Five researchers from the University of Surrey, Ecole Polytechnique Federale de Lausanne (EPFL), Switzerland, the University of Passau, Germany, and Centrum Wiskunde & Informatica (CWI), The Netherlands, have built on their previous record-breaking techniques to solve the problem in an object called a finite field, which has 230750 elements. The 30750-bit number beats the previous record of 9234 bits set in 2014 by Robert Granger, Thorsten Kleinjung and Jens Zumbrägel.

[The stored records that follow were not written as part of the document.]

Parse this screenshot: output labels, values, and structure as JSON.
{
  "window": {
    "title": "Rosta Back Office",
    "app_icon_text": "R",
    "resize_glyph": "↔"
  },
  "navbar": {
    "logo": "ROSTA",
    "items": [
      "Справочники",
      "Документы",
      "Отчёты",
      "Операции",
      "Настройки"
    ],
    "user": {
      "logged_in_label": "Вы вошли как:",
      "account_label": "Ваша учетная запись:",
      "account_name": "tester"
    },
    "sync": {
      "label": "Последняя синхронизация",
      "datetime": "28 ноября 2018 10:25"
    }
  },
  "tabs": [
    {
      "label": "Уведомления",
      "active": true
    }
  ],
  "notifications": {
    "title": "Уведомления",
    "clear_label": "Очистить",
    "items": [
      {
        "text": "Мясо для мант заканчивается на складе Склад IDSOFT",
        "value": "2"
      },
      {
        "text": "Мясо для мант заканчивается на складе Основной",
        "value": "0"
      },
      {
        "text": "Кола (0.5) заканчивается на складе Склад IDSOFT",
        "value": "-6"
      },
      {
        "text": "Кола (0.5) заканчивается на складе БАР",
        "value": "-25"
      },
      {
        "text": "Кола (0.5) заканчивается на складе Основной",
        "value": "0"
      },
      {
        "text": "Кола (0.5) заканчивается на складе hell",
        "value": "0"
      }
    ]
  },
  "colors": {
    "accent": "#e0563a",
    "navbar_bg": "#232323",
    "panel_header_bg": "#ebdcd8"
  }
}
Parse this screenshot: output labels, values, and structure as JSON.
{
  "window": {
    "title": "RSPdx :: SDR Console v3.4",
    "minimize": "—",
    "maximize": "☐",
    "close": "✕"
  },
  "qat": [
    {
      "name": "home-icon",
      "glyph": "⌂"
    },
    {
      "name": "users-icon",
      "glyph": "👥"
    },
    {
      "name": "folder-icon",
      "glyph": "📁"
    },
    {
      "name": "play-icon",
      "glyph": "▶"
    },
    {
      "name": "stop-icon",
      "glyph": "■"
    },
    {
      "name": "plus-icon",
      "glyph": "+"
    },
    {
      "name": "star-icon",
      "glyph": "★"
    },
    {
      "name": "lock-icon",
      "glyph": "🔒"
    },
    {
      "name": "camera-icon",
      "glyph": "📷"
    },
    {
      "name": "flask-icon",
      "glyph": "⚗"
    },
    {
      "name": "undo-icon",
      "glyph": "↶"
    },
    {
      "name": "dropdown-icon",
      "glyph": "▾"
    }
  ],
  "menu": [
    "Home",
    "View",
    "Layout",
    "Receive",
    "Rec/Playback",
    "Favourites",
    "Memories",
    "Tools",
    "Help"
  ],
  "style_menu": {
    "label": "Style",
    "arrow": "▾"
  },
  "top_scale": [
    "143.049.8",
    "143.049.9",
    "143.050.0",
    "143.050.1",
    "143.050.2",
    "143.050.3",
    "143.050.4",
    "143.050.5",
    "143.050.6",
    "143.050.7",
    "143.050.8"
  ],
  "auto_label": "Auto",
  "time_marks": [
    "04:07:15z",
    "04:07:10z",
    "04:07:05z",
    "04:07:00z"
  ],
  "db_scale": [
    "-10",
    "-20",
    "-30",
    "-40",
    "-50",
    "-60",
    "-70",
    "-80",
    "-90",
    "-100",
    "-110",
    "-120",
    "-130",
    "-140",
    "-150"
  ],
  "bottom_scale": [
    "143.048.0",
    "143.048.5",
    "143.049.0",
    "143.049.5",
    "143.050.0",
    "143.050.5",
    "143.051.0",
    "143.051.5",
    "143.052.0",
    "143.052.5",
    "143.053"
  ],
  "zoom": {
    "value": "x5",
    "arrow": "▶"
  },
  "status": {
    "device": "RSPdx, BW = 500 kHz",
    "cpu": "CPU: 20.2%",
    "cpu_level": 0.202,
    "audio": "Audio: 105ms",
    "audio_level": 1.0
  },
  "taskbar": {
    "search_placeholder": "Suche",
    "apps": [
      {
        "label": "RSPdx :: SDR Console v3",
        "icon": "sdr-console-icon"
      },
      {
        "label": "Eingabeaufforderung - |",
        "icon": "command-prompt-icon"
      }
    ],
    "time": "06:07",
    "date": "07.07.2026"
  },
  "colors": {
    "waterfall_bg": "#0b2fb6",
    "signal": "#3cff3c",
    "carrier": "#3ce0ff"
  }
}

After a flurry of theoretical breakthroughs, in 2014 the trio of Granger, Kleinjung and Zumbrägel broke an industry standard 128-bit secure system based on this problem and designed an even faster algorithm, which had not been tested until now. However, some cryptographers have proposed to continue using these "small characteristic" problem variants for large enough numbers, such as those of 16000 bits. The 30750-bit break, which took three years to run on various computer clusters—the equivalent of 2900 years on a desktop computer with a single core—demonstrates that such proposals are very unwise.
Dr. Robert Granger, Lecturer in Secure Systems at the University of Surrey, said: "This is a fantastic achievement for our team, proving that this once integral part of the cryptographic world should be consigned to history. However, there are also constructive applications of such fast algorithms, even in cryptography, so this is a win-win situation.
"Also, it happens that 30750 is the seating capacity of the AMEX, home of the mighty Seagulls—Brighton and Hove Albion Football Club. So if there were a full house and every fan tossed a coin, guessing the discrete logarithm would be as hard as correctly guessing every single coin toss."
Jens Zumbrägel, Professor in Mathematics and Cryptography at the University of Passau, added: "Large-scale computations like this help us to understand where the dangers lie and can lead to insights that can be applied in other scenarios, so they are fundamental for assessing the security of cryptography in use today."
Provided by University of Surrey